Famed Clemente Artist Unveils New Work
Jose Clemente
By Nate Guidry, Pittsburgh Post-Gazette

Stephen Holland's paintings of sports figures just keep on coming.

Several years ago, he started with Muhammad Ali, and over the years he has captured on canvas everyone from Sandy Koufax and Wayne Gretzky to Michael Jordan.

In 1993, the Santa Barbara, Calif., resident received the Sports Artist of the Year award from the American Sport Art Museum and Archives.

His portrait of Ali, originally painted for the Silver Anniversary of the Victor Awards, which honored Ali as the "Athlete of the Century," was selected by Ali's wife as the image to represent him for his 50th birthday party.

Famed Artist Unveils New Work
This weekend, during the Major League Baseball All-Star FanFest, he'll unveil a new giclee painting of Roberto Clemente, the former Pirate and first-ballot Hall of Famer who was killed in a plane crash on New Year's Eve in 1972. Clemente was bringing relief supplies from his native Puerto Rico to earthquake-damaged Nicaragua.

The original painting of Clemente sold for $25,000. During this weekends exhibit, Art of the Stars, which represents Holland and others, will have giclee's available for around $1,950. Holland also was to be on hand to talk about his works.

Before painting Clemente, Holland said he consulted with his brother, who is a huge Clemente fan. Among the things they talked about were: What aspects about Clemente made him great? Also, what were his physical attributes, things like his size and what he looked like?

"You can look at many different photographs about athletes, and they are all different," said Holland, speaking on a phone from the north shore of New Orleans, where he is visiting his in-laws. "For example, you can look at a picture of Magic Johnson and any photograph looks like him. But if you do a painting about Johnson and you don't show him with that baby face, it doesn't look like him.

Afterward, Holland perused hundreds of old high-resolution photographs of Clemente.
"One of the things about Clemente was that he could hit a ball anywhere," he said. "You could throw it over his head and he would hit it. He was also very youthful. So I tried to get that image in the painting. Something that is artistic and true to the feeling of Clemente."

Holland keeps the background of the painting loose but focused. It looks like graffiti on acrylic. The figure is painted with oil paints, depicting Clemente's toughness and grittiness.

"I tried to depict Clemente in dramatic action without it being posed," he said. "With sports figures there's always dynamic action and drama."

Holland has been an artist all his life -- jokingly, he said he was told by his mother that he came out of the womb with a pencil in his hand.

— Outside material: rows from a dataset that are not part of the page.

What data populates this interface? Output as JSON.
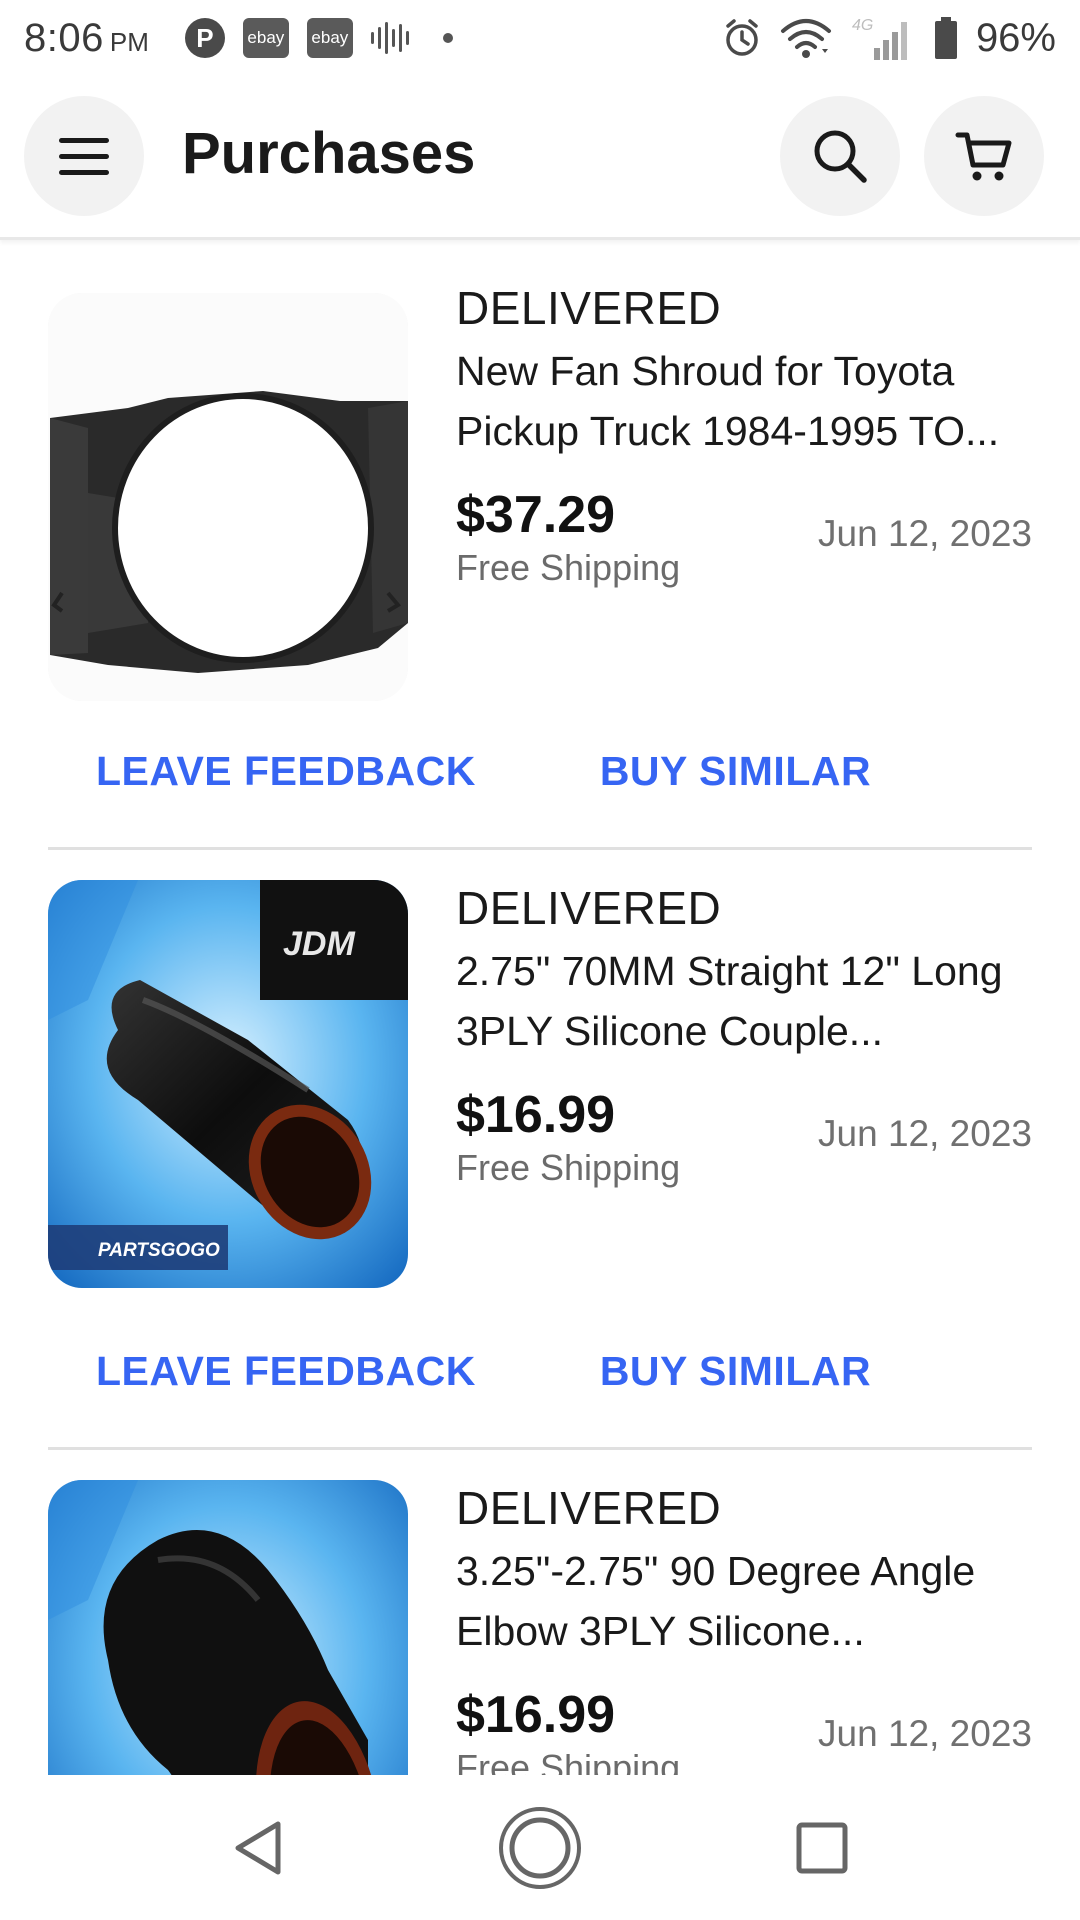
{
  "status_bar": {
    "time": "8:06",
    "ampm": "PM",
    "notif_p": "P",
    "notif_ebay_1": "ebay",
    "notif_ebay_2": "ebay",
    "network": "4G",
    "battery": "96%"
  },
  "header": {
    "title": "Purchases",
    "icons": [
      "menu-icon",
      "search-icon",
      "cart-icon"
    ]
  },
  "orders": [
    {
      "status": "DELIVERED",
      "title": "New Fan Shroud for Toyota Pickup Truck 1984-1995 TO...",
      "price": "$37.29",
      "shipping": "Free Shipping",
      "date": "Jun 12, 2023",
      "feedback_label": "LEAVE FEEDBACK",
      "similar_label": "BUY SIMILAR"
    },
    {
      "status": "DELIVERED",
      "title": "2.75\" 70MM Straight 12\" Long 3PLY Silicone Couple...",
      "price": "$16.99",
      "shipping": "Free Shipping",
      "date": "Jun 12, 2023",
      "feedback_label": "LEAVE FEEDBACK",
      "similar_label": "BUY SIMILAR",
      "image_text": {
        "brand": "JDM",
        "store": "PARTSGOGO"
      }
    },
    {
      "status": "DELIVERED",
      "title": "3.25\"-2.75\" 90 Degree Angle Elbow 3PLY Silicone...",
      "price": "$16.99",
      "shipping": "Free Shipping",
      "date": "Jun 12, 2023"
    }
  ],
  "colors": {
    "link": "#3665f3",
    "text": "#191919",
    "muted": "#707070"
  }
}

Holland grew up in New York in the 1960s, tried his hand at art but never put a successful career together until later in life. He didn't become a huge sports fan until he bought some boxing magazines because he wanted to draw figures in action with the least amount of clothes.

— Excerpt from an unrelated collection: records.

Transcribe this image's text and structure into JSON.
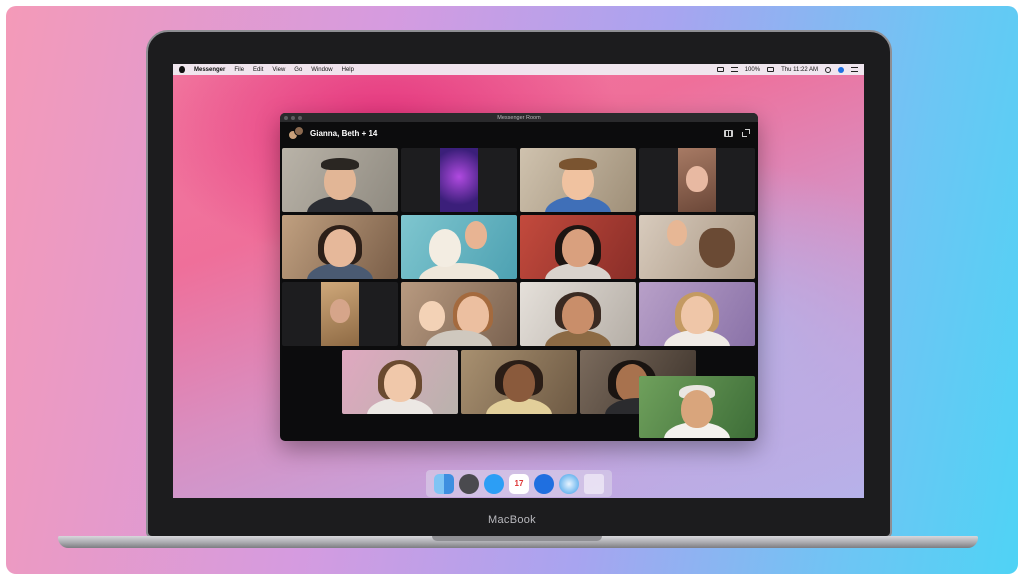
{
  "menubar": {
    "app_name": "Messenger",
    "menus": [
      "File",
      "Edit",
      "View",
      "Go",
      "Window",
      "Help"
    ],
    "battery": "100%",
    "clock": "Thu 11:22 AM"
  },
  "window": {
    "title": "Messenger Room",
    "call_title": "Gianna, Beth + 14"
  },
  "device": {
    "brand": "MacBook"
  },
  "colors": {
    "end_call": "#e8313b",
    "window_bg": "#0c0c0d",
    "messenger_blue": "#1f6fe0"
  },
  "controls": [
    {
      "name": "share-screen-button",
      "icon": "share-screen-icon"
    },
    {
      "name": "participants-button",
      "icon": "people-icon"
    },
    {
      "name": "camera-button",
      "icon": "video-camera-icon"
    },
    {
      "name": "mic-button",
      "icon": "microphone-icon"
    },
    {
      "name": "end-call-button",
      "icon": "hang-up-icon"
    }
  ],
  "dock_items": [
    "finder-icon",
    "system-preferences-icon",
    "messages-icon",
    "calendar-icon",
    "messenger-icon",
    "safari-icon",
    "trash-icon"
  ],
  "calendar_day": "17"
}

"Back in those days you really couldn't get many pictures of people without clothes," said Holland. "So I started drawing from the boxing magazines, and I loved it. I was more of a football fan so I bought some football magazines and started drawing football players, and that was fun. I eventually moved to basketball and baseball."
During the course of painting athletes, Holland started reading their stories and some of the things they had to endure to become successful.

"Commitment, focus and discipline were some of the things I kept hearing about," said Holland. "I started training myself in those areas and then I met my current wife who was an old friend of mine. We ran into each other and I really wanted the relationship to happen and I said, 'I know this is a very classy lady and I'm not going to be able to keep messing around and hold this relationship together.' At that point, it was like everything I knew I should be doing, I did."

After Holland and his wife J'Nelle were married, the couple started a limited-edition printing business.

"One of the first things she asked me was where did I want to start," said Holland. "I said, 'Might as well start at the top with Muhammad Ali.' We contracted his agent, and we put together a project.

The Ali project led to hundreds of other projects, including portraits of Joe Montana, Babe Ruth, Mickey Mantle and Clemente.